THE MATTER could have been resolved back in 1991 if the community decided to convert the ponds from wet ponds, which is their current classification, to dry ponds, which are maintained by the county. The wet-pond status would mean the ponds would still retain water and be a recreation spot in the community. If they were converted to dry ponds, all the water would be allowed to run out, and they would be storm-water retention areas.

Fairfax County engineer Assad Ayoubi is familiar with the situation at Starlit. He noted a lack of upkeep through the years added to the situation.

"I believe those ponds are 40 or 50 years old. It requires routine maintenance. Apparently they did not do the maintenance for a long time," Ayoubi said.

In July 2003, Bulova presented the issue to the Fairfax County Board of Supervisors, requesting $300,000 "or any other amount of money that could be applied to the cost of improving and maintaining the Startlit Ponds ponds," as stated in the letter, but she encountered opposition.

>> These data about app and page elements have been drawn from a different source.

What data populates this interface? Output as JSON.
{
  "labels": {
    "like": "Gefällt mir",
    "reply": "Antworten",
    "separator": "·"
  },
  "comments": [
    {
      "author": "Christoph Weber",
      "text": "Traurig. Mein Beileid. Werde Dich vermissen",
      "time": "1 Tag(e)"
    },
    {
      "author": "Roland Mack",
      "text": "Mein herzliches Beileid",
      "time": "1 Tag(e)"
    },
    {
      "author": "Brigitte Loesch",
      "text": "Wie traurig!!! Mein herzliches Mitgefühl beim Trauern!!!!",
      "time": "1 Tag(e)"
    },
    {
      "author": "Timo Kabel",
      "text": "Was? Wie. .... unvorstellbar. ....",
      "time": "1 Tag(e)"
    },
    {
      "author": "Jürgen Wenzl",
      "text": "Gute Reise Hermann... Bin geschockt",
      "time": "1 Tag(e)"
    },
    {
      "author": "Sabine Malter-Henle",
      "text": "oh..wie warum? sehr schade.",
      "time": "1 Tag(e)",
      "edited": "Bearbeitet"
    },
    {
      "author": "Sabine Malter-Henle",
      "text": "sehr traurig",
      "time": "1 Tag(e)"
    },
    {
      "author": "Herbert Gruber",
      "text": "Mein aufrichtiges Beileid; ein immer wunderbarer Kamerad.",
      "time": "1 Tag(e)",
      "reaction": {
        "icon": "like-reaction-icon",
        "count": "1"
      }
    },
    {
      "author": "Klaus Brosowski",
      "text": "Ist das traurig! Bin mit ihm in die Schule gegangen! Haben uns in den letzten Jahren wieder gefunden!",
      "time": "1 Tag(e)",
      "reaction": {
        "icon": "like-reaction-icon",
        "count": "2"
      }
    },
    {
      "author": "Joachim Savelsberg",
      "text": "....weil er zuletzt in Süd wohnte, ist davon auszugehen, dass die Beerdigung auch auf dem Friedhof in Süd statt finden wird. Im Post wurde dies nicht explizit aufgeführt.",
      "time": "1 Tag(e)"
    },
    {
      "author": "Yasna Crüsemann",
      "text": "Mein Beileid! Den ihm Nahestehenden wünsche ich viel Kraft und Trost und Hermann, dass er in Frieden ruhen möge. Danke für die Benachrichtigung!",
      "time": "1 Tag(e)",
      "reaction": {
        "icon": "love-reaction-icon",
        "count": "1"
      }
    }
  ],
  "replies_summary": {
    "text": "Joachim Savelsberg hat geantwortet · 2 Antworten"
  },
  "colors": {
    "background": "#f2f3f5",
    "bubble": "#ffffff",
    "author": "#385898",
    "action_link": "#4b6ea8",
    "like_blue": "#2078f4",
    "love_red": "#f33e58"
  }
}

"Finding money to help them with the dredging has been next to impossible," Bulova said.

She also inquired at the University of Maryland Environmental Finance Center and asked about federal funds through U.S. Rep. Tom Davis' (R-11) office but was unsuccessful there as well.

On Aug. 18, the county engineers and the engineers from Watershed Services will meet with Bulova's office and Starlit Ponds to see what needs to be done next.

"The meeting on the 18th will deal with the stop-work order," Schwartz said.

On Aug. 21, there is another meeting scheduled to work out the details with the Woodson Downs plans, and the treatment of silt run-off from that project.